If it ain’t broke, don’t fix it. But if someone’s fixing it, then it’s difficult to believe it ain’t broke, right? Especially when that someone is a multibillionaire and the something is his Golden Goose:
Facebook said it had changed some of the procedures for its “Trending Topics” section after a news report alleging it suppressed conservative news prompted a Congressional demand for more transparency.
The company said an internal probe showed no evidence of political bias in the selection of news stories for Trending Topics, a feature that is separate from the main “news feed” where most Facebook users get their news.
But the world’s largest social network said in a blog post on Monday that it was introducing several changes, including elimination of a top-ten list of approved websites, more training and clearer guidelines to help human editors avoid ideological or political bias, and more robust review procedures.
As NBC’s report notes, Facebook insisted that not only did they not knowingly discriminate against conservatives, but that the output of its Trending Topics feed showed no bias at all:
Facebook said its investigation showed that conservative and liberal topics were approved as trending topics at nearly identical rates. It said it was unable to substantiate any allegations of politically motivated suppression of particular subjects or sources.
As Larry pointed out last week, selection bias is just one form of editorial tilt. Having “conservative topics” hit the feed with framing headlines designed to make them look extreme or ridiculous amounts to another form of marginalization, one with which conservatives are all too familiar. Editorial bias is not as simple as tallying up topics with hash marks and “L” and “C” columns. Even Facebook appeared to understand that at the time, as its top attorney offered up this caveat while issuing this unilateral vindication:
“Our investigation could not fully exclude the possibility of isolated improper actions or unintentional bias in the implementation of our guidelines or policies,” Colin Stretch, Facebook’s General Counsel, wrote in a company blog post.
That was then, and this is now.
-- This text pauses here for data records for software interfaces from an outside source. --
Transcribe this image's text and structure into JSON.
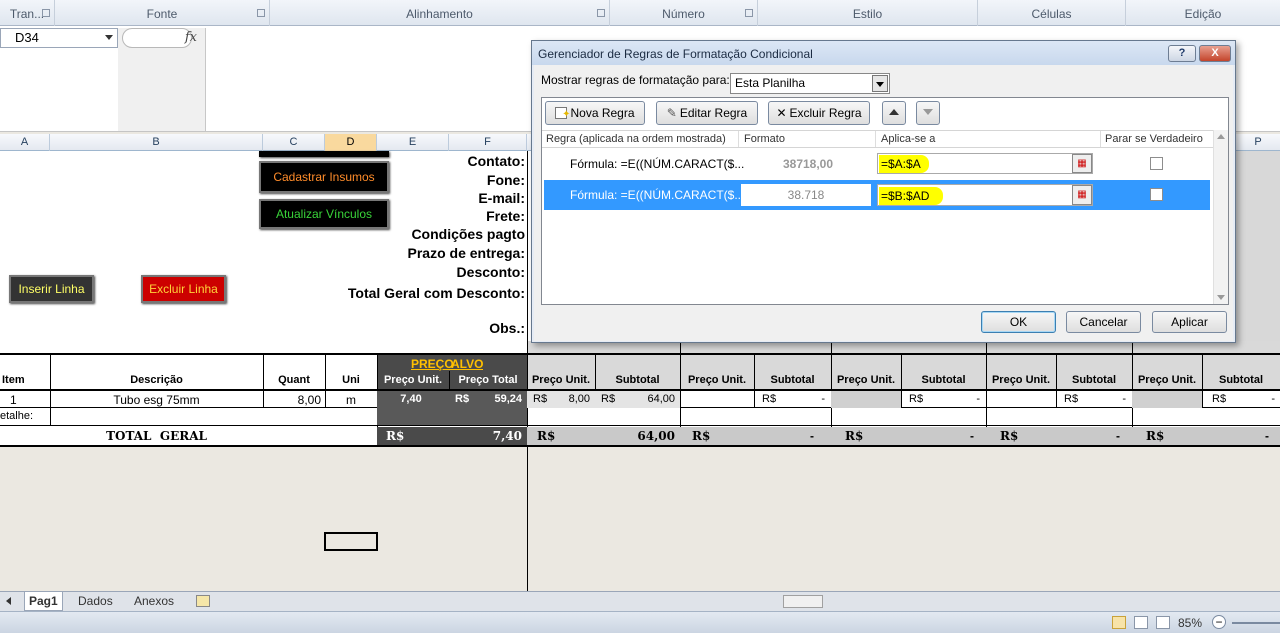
{
  "ribbon": {
    "groups": [
      "Tran...",
      "Fonte",
      "Alinhamento",
      "Número",
      "Estilo",
      "Células",
      "Edição"
    ]
  },
  "formula_bar": {
    "name_box": "D34",
    "fx": "fx"
  },
  "columns": [
    "A",
    "B",
    "C",
    "D",
    "E",
    "F",
    "P"
  ],
  "sheet": {
    "buttons": {
      "cadastrar": "Cadastrar Insumos",
      "atualizar": "Atualizar Vínculos",
      "inserir": "Inserir Linha",
      "excluir": "Excluir Linha"
    },
    "labels": [
      "Contato:",
      "Fone:",
      "E-mail:",
      "Frete:",
      "Condições pagto",
      "Prazo de entrega:",
      "Desconto:",
      "Total Geral com Desconto:",
      "Obs.:"
    ],
    "preco_alvo": [
      "PREÇO",
      "ALVO"
    ],
    "table_headers": [
      "Item",
      "Descrição",
      "Quant",
      "Uni",
      "Preço Unit.",
      "Preço Total",
      "Preço Unit.",
      "Subtotal",
      "Preço Unit.",
      "Subtotal",
      "Preço Unit.",
      "Subtotal",
      "Preço Unit.",
      "Subtotal",
      "Preço Unit.",
      "Subtotal"
    ],
    "row1": {
      "item": "1",
      "descricao": "Tubo esg 75mm",
      "quant": "8,00",
      "uni": "m",
      "preco_unit": "7,40",
      "preco_total_cur": "R$",
      "preco_total": "59,24",
      "s1_unit_cur": "R$",
      "s1_unit": "8,00",
      "s1_sub_cur": "R$",
      "s1_sub": "64,00",
      "s2_sub_cur": "R$",
      "s2_sub": "-",
      "s3_sub_cur": "R$",
      "s3_sub": "-",
      "s4_sub_cur": "R$",
      "s4_sub": "-",
      "s5_sub_cur": "R$",
      "s5_sub": "-"
    },
    "detalhe": "etalhe:",
    "total": {
      "label": "TOTAL  GERAL",
      "cur": "R$",
      "alvo": "7,40",
      "s1": "64,00",
      "dash": "-"
    }
  },
  "dialog": {
    "title": "Gerenciador de Regras de Formatação Condicional",
    "help": "?",
    "close": "X",
    "show_label": "Mostrar regras de formatação para:",
    "show_value": "Esta Planilha",
    "toolbar": {
      "nova": "Nova Regra",
      "editar": "Editar Regra",
      "excluir": "Excluir Regra"
    },
    "headers": {
      "regra": "Regra (aplicada na ordem mostrada)",
      "formato": "Formato",
      "aplica": "Aplica-se a",
      "parar": "Parar se Verdadeiro"
    },
    "rules": [
      {
        "regra": "Fórmula: =E((NÚM.CARACT($...",
        "formato": "38718,00",
        "aplica": "=$A:$A"
      },
      {
        "regra": "Fórmula: =E((NÚM.CARACT($...",
        "formato": "38.718",
        "aplica": "=$B:$AD"
      }
    ],
    "ok": "OK",
    "cancelar": "Cancelar",
    "aplicar": "Aplicar"
  },
  "tabs": [
    "Pag1",
    "Dados",
    "Anexos"
  ],
  "status": {
    "zoom": "85%"
  },
  "colors": {
    "selection_blue": "#3399ff",
    "highlight_yellow": "#ffff00",
    "excluir_red": "#cc0000"
  }
}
Even while insisting that the bias didn’t officially exist, Facebook has decided to make these significant changes in its process:
In addition, Facebook also said it would make improvements to the product and tools, including:
* We will no longer rely on lists of external websites and news outlets to identify, validate or assess the importance of particular topics. This means we will eliminate the “Media 1K” list, the list of RSS feeds used to supplement the algorithm that generates potential trending topics, and the top-10 list of news outlets.
* We are also removing the ability to assign an “importance level” to a topic through assessment of the topic’s prominence on the top-10 list of news outlets.
* We will expand our Help Center content on Trending Topics to provide more information about this feature and how it works.
Note the third change well. Until Gizmodo’s report, Facebook claimed that its Trending Topics function was completely driven by algorithms, and not by human intervention. That claim would have kept it dishonestly shielded from charges of bias had former employees not blown the whistle on the management of this feature. That lack of candor about how Trending Topics operates certainly colors claims now that their internal investigation turned up nothing wrong.
Yesterday’s announcement seems like a tacit admission that something went wrong, or at least the possibility that they couldn’t tell when their process went south. As the ACU’s Matt Schlapp told CBS last night, it’s difficult to know exactly which this means. Thanks to the fact that Facebook kept its probe in-house, it’s also difficult to know just how much deliberate bias exists within the Trending Topics feature, and how much of that might have been by design. What we do know is this — Facebook feels compelled to change its process, and why would they do so if Facebook wasn’t doing anything wrong in the first place?
One final point: this only happened because people within the organization blew the whistle, and because conservatives engage with Facebook. If either of those conditions didn’t exist, Facebook would have shrugged off this story and never bothered to deny its bias. Zuckerberg deserves some credit for sitting down and meeting with conservatives to discuss the issue, but he did that in large part because (a) Facebook had not dealt honestly with its consumers, and (b) conservatives had the economic power to wreak some havoc with Facebook and its stockholders. After this, conservatives should not celebrate a victory — it’s not yet clear that they’ve won one — but instead increase vigilance over editorial bias on the platform by strengthening our position on it. This episode shows that conservatives have leverage, and we should not discard it.